## WHAT IS EXPECTED:
Leaving the pictures aside, repeat the entries exactly.

## INPUT DATA:

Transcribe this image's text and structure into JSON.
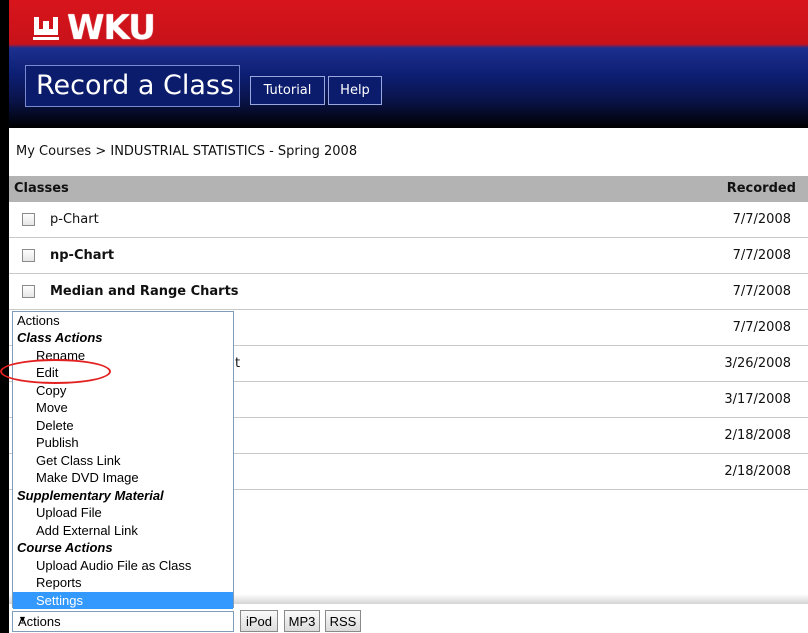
{
  "header": {
    "logo_text": "WKU",
    "app_title": "Record a Class",
    "nav": [
      {
        "label": "Tutorial"
      },
      {
        "label": "Help"
      }
    ]
  },
  "breadcrumb": "My Courses > INDUSTRIAL STATISTICS - Spring 2008",
  "table": {
    "col_classes": "Classes",
    "col_recorded": "Recorded",
    "rows": [
      {
        "title": "p-Chart",
        "date": "7/7/2008",
        "bold": false
      },
      {
        "title": "np-Chart",
        "date": "7/7/2008",
        "bold": true
      },
      {
        "title": "Median and Range Charts",
        "date": "7/7/2008",
        "bold": true
      },
      {
        "title": "",
        "date": "7/7/2008",
        "bold": false
      },
      {
        "title": "t",
        "date": "3/26/2008",
        "bold": false
      },
      {
        "title": "",
        "date": "3/17/2008",
        "bold": false
      },
      {
        "title": "",
        "date": "2/18/2008",
        "bold": false
      },
      {
        "title": "",
        "date": "2/18/2008",
        "bold": false
      }
    ]
  },
  "actions_menu": {
    "first": "Actions",
    "groups": [
      {
        "label": "Class Actions",
        "items": [
          "Rename",
          "Edit",
          "Copy",
          "Move",
          "Delete",
          "Publish",
          "Get Class Link",
          "Make DVD Image"
        ]
      },
      {
        "label": "Supplementary Material",
        "items": [
          "Upload File",
          "Add External Link"
        ]
      },
      {
        "label": "Course Actions",
        "items": [
          "Upload Audio File as Class",
          "Reports",
          "Settings"
        ]
      }
    ],
    "selected": "Settings",
    "select_value": "Actions"
  },
  "feed_buttons": [
    "iPod",
    "MP3",
    "RSS"
  ],
  "colors": {
    "banner_red": "#d8141b",
    "banner_blue": "#0d1f74",
    "header_row": "#b3b3b3",
    "selected": "#3399ff",
    "annotation": "#e32020"
  }
}
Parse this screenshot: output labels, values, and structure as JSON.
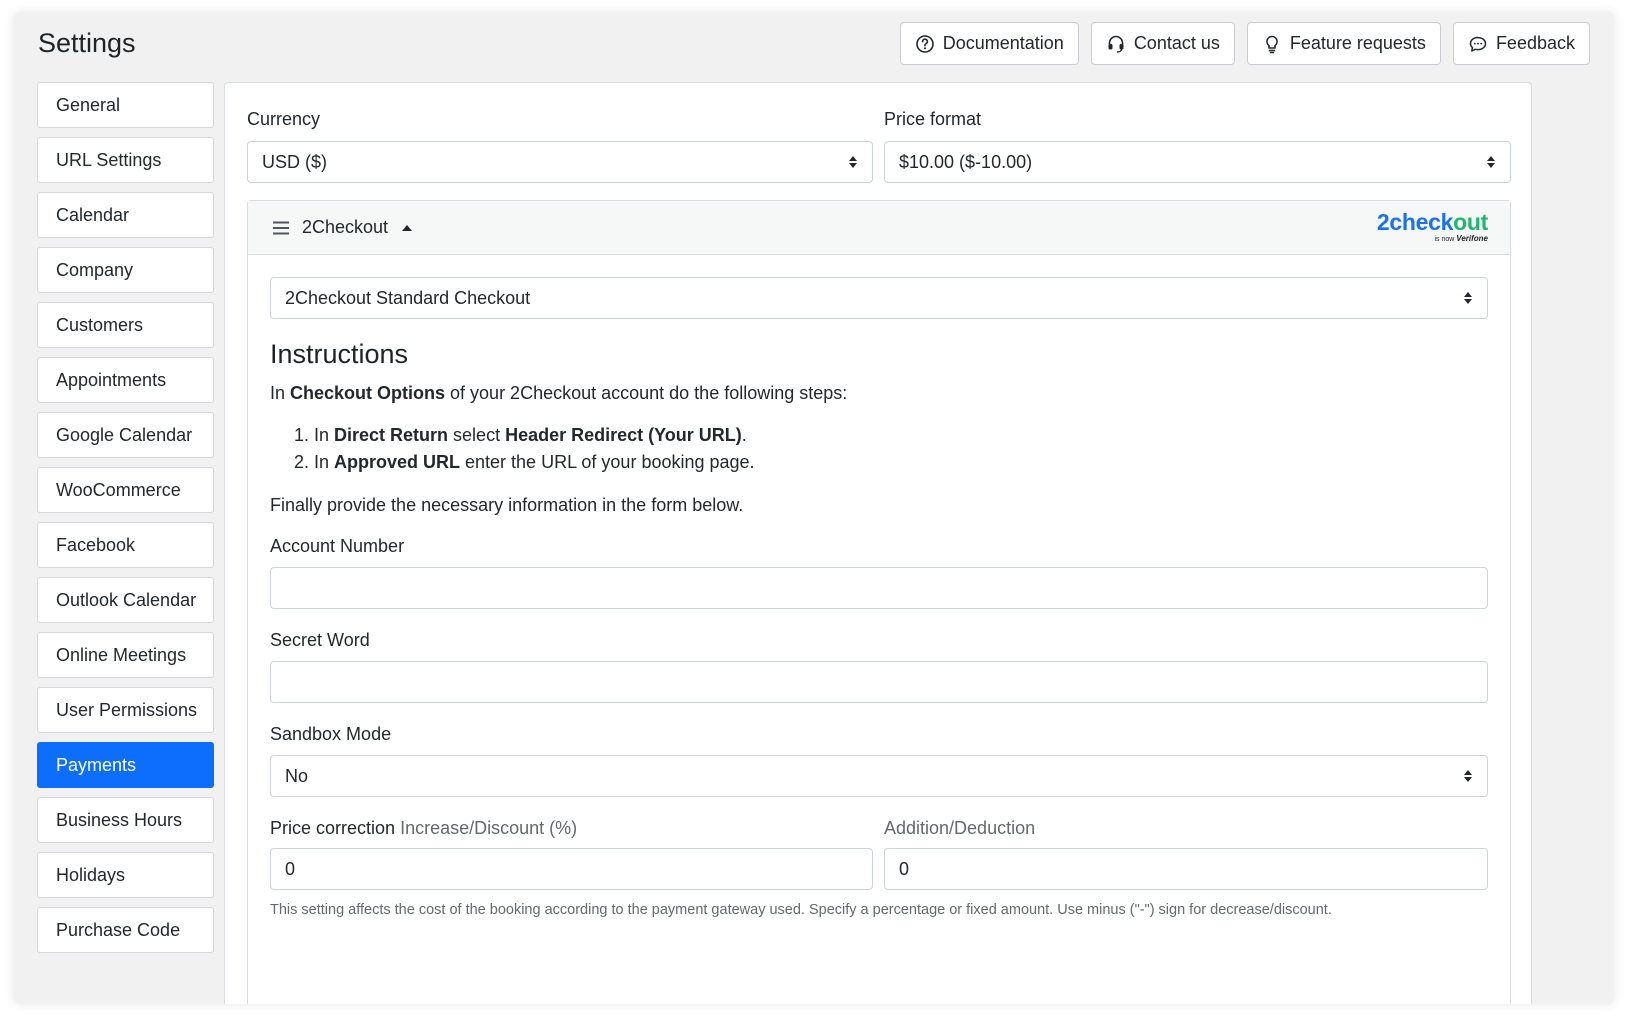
{
  "header": {
    "title": "Settings",
    "buttons": [
      {
        "label": "Documentation",
        "icon": "question-circle-icon"
      },
      {
        "label": "Contact us",
        "icon": "headset-icon"
      },
      {
        "label": "Feature requests",
        "icon": "lightbulb-icon"
      },
      {
        "label": "Feedback",
        "icon": "chat-bubble-icon"
      }
    ]
  },
  "sidebar": {
    "items": [
      {
        "label": "General"
      },
      {
        "label": "URL Settings"
      },
      {
        "label": "Calendar"
      },
      {
        "label": "Company"
      },
      {
        "label": "Customers"
      },
      {
        "label": "Appointments"
      },
      {
        "label": "Google Calendar"
      },
      {
        "label": "WooCommerce"
      },
      {
        "label": "Facebook"
      },
      {
        "label": "Outlook Calendar"
      },
      {
        "label": "Online Meetings"
      },
      {
        "label": "User Permissions"
      },
      {
        "label": "Payments"
      },
      {
        "label": "Business Hours"
      },
      {
        "label": "Holidays"
      },
      {
        "label": "Purchase Code"
      }
    ],
    "active": "Payments",
    "active_color": "#0d6efd"
  },
  "payments": {
    "currency_label": "Currency",
    "currency_value": "USD ($)",
    "price_format_label": "Price format",
    "price_format_value": "$10.00 ($-10.00)"
  },
  "gateway": {
    "name": "2Checkout",
    "logo_text": "2checkout",
    "logo_sub": "is now",
    "logo_brand": "Verifone",
    "logo_color_main": "#1a73e8",
    "logo_color_accent": "#21b573",
    "checkout_type": "2Checkout Standard Checkout",
    "instructions_title": "Instructions",
    "intro_prefix": "In ",
    "intro_bold": "Checkout Options",
    "intro_suffix": " of your 2Checkout account do the following steps:",
    "steps": [
      {
        "prefix": "In ",
        "bold1": "Direct Return",
        "middle": " select ",
        "bold2": "Header Redirect (Your URL)",
        "suffix": "."
      },
      {
        "prefix": "In ",
        "bold1": "Approved URL",
        "middle": " enter the URL of your booking page.",
        "bold2": "",
        "suffix": ""
      }
    ],
    "finally_text": "Finally provide the necessary information in the form below.",
    "account_number_label": "Account Number",
    "account_number_value": "",
    "secret_word_label": "Secret Word",
    "secret_word_value": "",
    "sandbox_label": "Sandbox Mode",
    "sandbox_value": "No",
    "price_correction_label": "Price correction",
    "increase_label": "Increase/Discount (%)",
    "increase_value": "0",
    "addition_label": "Addition/Deduction",
    "addition_value": "0",
    "help_text": "This setting affects the cost of the booking according to the payment gateway used. Specify a percentage or fixed amount. Use minus (\"-\") sign for decrease/discount."
  }
}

## RESULT OF THIS TASK:
Transcribe this image's text and structure into JSON.
{
  "header": {
    "logo_text": "WKU",
    "app_title": "Record a Class",
    "nav": [
      {
        "label": "Tutorial"
      },
      {
        "label": "Help"
      }
    ]
  },
  "breadcrumb": "My Courses > INDUSTRIAL STATISTICS - Spring 2008",
  "table": {
    "col_classes": "Classes",
    "col_recorded": "Recorded",
    "rows": [
      {
        "title": "p-Chart",
        "date": "7/7/2008",
        "bold": false
      },
      {
        "title": "np-Chart",
        "date": "7/7/2008",
        "bold": true
      },
      {
        "title": "Median and Range Charts",
        "date": "7/7/2008",
        "bold": true
      },
      {
        "title": "",
        "date": "7/7/2008",
        "bold": false
      },
      {
        "title": "t",
        "date": "3/26/2008",
        "bold": false
      },
      {
        "title": "",
        "date": "3/17/2008",
        "bold": false
      },
      {
        "title": "",
        "date": "2/18/2008",
        "bold": false
      },
      {
        "title": "",
        "date": "2/18/2008",
        "bold": false
      }
    ]
  },
  "actions_menu": {
    "first": "Actions",
    "groups": [
      {
        "label": "Class Actions",
        "items": [
          "Rename",
          "Edit",
          "Copy",
          "Move",
          "Delete",
          "Publish",
          "Get Class Link",
          "Make DVD Image"
        ]
      },
      {
        "label": "Supplementary Material",
        "items": [
          "Upload File",
          "Add External Link"
        ]
      },
      {
        "label": "Course Actions",
        "items": [
          "Upload Audio File as Class",
          "Reports",
          "Settings"
        ]
      }
    ],
    "selected": "Settings",
    "select_value": "Actions"
  },
  "feed_buttons": [
    "iPod",
    "MP3",
    "RSS"
  ],
  "colors": {
    "banner_red": "#d8141b",
    "banner_blue": "#0d1f74",
    "header_row": "#b3b3b3",
    "selected": "#3399ff",
    "annotation": "#e32020"
  }
}
Parse this screenshot: output labels, values, and structure as JSON.
{
  "header": {
    "title": "Settings",
    "buttons": [
      {
        "label": "Documentation",
        "icon": "question-circle-icon"
      },
      {
        "label": "Contact us",
        "icon": "headset-icon"
      },
      {
        "label": "Feature requests",
        "icon": "lightbulb-icon"
      },
      {
        "label": "Feedback",
        "icon": "chat-bubble-icon"
      }
    ]
  },
  "sidebar": {
    "items": [
      {
        "label": "General"
      },
      {
        "label": "URL Settings"
      },
      {
        "label": "Calendar"
      },
      {
        "label": "Company"
      },
      {
        "label": "Customers"
      },
      {
        "label": "Appointments"
      },
      {
        "label": "Google Calendar"
      },
      {
        "label": "WooCommerce"
      },
      {
        "label": "Facebook"
      },
      {
        "label": "Outlook Calendar"
      },
      {
        "label": "Online Meetings"
      },
      {
        "label": "User Permissions"
      },
      {
        "label": "Payments"
      },
      {
        "label": "Business Hours"
      },
      {
        "label": "Holidays"
      },
      {
        "label": "Purchase Code"
      }
    ],
    "active": "Payments",
    "active_color": "#0d6efd"
  },
  "payments": {
    "currency_label": "Currency",
    "currency_value": "USD ($)",
    "price_format_label": "Price format",
    "price_format_value": "$10.00 ($-10.00)"
  },
  "gateway": {
    "name": "2Checkout",
    "logo_text": "2checkout",
    "logo_sub": "is now",
    "logo_brand": "Verifone",
    "logo_color_main": "#1a73e8",
    "logo_color_accent": "#21b573",
    "checkout_type": "2Checkout Standard Checkout",
    "instructions_title": "Instructions",
    "intro_prefix": "In ",
    "intro_bold": "Checkout Options",
    "intro_suffix": " of your 2Checkout account do the following steps:",
    "steps": [
      {
        "prefix": "In ",
        "bold1": "Direct Return",
        "middle": " select ",
        "bold2": "Header Redirect (Your URL)",
        "suffix": "."
      },
      {
        "prefix": "In ",
        "bold1": "Approved URL",
        "middle": " enter the URL of your booking page.",
        "bold2": "",
        "suffix": ""
      }
    ],
    "finally_text": "Finally provide the necessary information in the form below.",
    "account_number_label": "Account Number",
    "account_number_value": "",
    "secret_word_label": "Secret Word",
    "secret_word_value": "",
    "sandbox_label": "Sandbox Mode",
    "sandbox_value": "No",
    "price_correction_label": "Price correction",
    "increase_label": "Increase/Discount (%)",
    "increase_value": "0",
    "addition_label": "Addition/Deduction",
    "addition_value": "0",
    "help_text": "This setting affects the cost of the booking according to the payment gateway used. Specify a percentage or fixed amount. Use minus (\"-\") sign for decrease/discount."
  }
}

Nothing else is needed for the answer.